“IF only it was about bat and ball eh?!” That tweet from Yorkshire captain Andrew Gale yesterday summed up perfectly the current situation surrounding the sport.
For as you might have heard, a new cricket book has hit the shelves.
No, not 10 for 10: Hedley Verity and the Story of Cricket’s Greatest Bowling Feat, which tells the tale of a true sporting hero, but KP: The Autobiography, which tells the tale of Kevin Pietersen, the most divisive cricketer of modern times, a man who could start a fight in an empty pavilion.
Packed into 315 pages of explosive score-settling are Pietersen’s claims of bullying in the England dressing room, weak management, inept coaching and more failings than you could shake a stump at.
It is a book which its critics would say essentially condenses 100,000 words into the following statement: “I’m right, and everybody else is wrong.”
A few hours earlier, Gale – with pointed reference to the racism storm that has engulfed him lately – also tweeted: “If there’s one thing I’ve learnt over the last month it’s don’t believe everything you read.
“Brez doesn’t even know his own password!”
Brez is Tim Bresnan, Gale’s Yorkshire team-mate and brother-in-law, and Gale was responding to reports on Wednesday night that implicated Bresnan – along with Stuart Broad and Graeme Swann – in the parody Twitter account @KPGenius that poked fun at Pietersen a couple of years ago.
Alec Stewart, the former England batsman and current Surrey team director, has claimed that he was told by the account’s creator, Richard Bailey, a friend of Broad, that the three players had access to its password on their mobile phones, while Pietersen, in his book, cites this account as an example of the bullying that went on.
However, there is no suggestion that Bresnan, Broad and Swann did, in fact, contribute to the account, while the England and Wales Cricket Board yesterday said it conducted “a thorough and robust investigation” at the time and spoke to the three players concerned, and that they were satisfied they had nothing to do with it.
Bresnan took to his own Twitter page yesterday to proclaim: “Disappointed to be implicated in the #kpgenius account. I 100 per cent did NOT have any password. And I wasn’t involved in any posting.”
Thus the fall-out from Pietersen’s autobiography continues apace...
I haven’t yet read the book myself and have no plans to do so unless somebody sends it to me for Christmas, like an unwanted pair of socks, but I feel as though I know every barbed word, every piercing observation, such has been the firestorm of publicity that preceded its publication yesterday.
However, I suspect I am rather like most people in that I am already bored to the back teeth of revelations which, regardless of whether or not they are true, are detracting from the real business, the great game of cricket, and which are not really revelations at all when you think about it.
For is it any real surprise that the likes of Matt Prior and James Anderson might not be the nicest chaps in the world, or that Andy Flower is a “mood hoover” who could “walk into a room and suck all the joy out of it in five seconds”, or that Pietersen himself – a bona fide cricketing genius as opposed to a parody Twitter genius – is deeply flawed?

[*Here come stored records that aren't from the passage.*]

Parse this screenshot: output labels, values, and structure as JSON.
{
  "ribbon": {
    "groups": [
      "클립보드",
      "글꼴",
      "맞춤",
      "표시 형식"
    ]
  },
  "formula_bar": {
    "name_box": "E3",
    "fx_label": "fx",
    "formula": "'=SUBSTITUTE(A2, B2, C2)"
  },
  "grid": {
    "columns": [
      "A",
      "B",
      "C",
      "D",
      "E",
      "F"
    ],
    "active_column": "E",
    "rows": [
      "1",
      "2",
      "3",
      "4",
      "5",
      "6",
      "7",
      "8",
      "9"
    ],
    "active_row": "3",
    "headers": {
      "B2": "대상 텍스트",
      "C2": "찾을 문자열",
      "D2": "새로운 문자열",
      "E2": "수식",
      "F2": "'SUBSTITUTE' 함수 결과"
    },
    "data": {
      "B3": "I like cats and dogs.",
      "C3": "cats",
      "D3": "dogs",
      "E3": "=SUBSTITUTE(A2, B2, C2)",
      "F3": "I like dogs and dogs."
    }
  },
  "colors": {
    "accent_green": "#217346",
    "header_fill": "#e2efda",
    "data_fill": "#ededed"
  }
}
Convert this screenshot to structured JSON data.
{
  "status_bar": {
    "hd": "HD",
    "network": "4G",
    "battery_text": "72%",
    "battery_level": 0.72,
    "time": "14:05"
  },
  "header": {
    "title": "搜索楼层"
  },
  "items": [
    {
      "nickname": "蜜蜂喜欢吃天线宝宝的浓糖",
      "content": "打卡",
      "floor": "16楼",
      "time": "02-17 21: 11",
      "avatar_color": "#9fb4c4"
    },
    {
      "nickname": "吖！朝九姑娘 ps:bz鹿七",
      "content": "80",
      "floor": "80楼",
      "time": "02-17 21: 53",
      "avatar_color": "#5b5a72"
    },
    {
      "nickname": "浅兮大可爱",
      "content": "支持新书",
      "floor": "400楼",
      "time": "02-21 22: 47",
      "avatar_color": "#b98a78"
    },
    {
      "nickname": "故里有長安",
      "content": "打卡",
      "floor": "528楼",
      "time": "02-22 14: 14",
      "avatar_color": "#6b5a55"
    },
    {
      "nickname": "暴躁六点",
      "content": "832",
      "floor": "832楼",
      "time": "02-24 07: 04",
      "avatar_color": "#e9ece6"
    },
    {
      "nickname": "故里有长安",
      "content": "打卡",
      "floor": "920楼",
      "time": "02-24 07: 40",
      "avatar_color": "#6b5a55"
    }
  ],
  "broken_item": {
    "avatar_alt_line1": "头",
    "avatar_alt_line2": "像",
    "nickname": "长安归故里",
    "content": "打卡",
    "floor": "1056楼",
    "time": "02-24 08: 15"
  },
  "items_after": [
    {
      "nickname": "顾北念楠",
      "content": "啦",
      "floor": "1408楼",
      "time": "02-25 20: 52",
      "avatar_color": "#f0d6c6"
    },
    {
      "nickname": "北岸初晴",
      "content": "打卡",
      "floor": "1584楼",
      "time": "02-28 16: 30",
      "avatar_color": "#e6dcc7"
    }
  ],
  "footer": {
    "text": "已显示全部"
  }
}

The only surprise, I would suggest, is that anyone is surprised, for does it not all rather sum up professional sport in the 21st century – an often joyless, win-at-all-costs environment in which great significance is attached to matters of great insignificance?
At some point in the not-too-distant future, English cricket will have to move on.
It will have to do so without Pietersen, who will only play for England again if he sells enough copies of his book to perform a financial takeover of the ECB.
Alastair Cook – no doubt choking on his cornflakes as he read the allegations this week – must rally his troops for the challenge of a seven-match one-day series in Sri Lanka, a tri-series in Australia and then the World Cup before England return to Test duty next spring.
It will not be easy as England prepare for the ultimate challenge: that of trying to win back the Ashes next summer, and it is fair to say the Australians will be chuckling from Alice Springs to Adelaide and all points between at the current chaos encircling their enemies.
Of course, lessons must be learned from the Pietersen saga – not least how to better manage maverick players like him: something that Michael Vaughan, for example, never found difficult.
But there is no point raking over all this for months on end, or allowing it to detract from the business of winning the Ashes.
There has been fault on all sides – Pietersen, his England team-mates, the England coaching/backroom staff, the ECB, you name it. No one comes out of it smiling – save, perhaps, from Pietersen’s publisher and bank manager, who must be turning cartwheels of joy.
Pietersen, of course, is a magnificent cricketer.
To watch him bat is to remember why you fell in love with the game in the first place.
Sadly, cricket is only part of the KP story.
England must now put cricket first – and attempt to put this chapter behind them.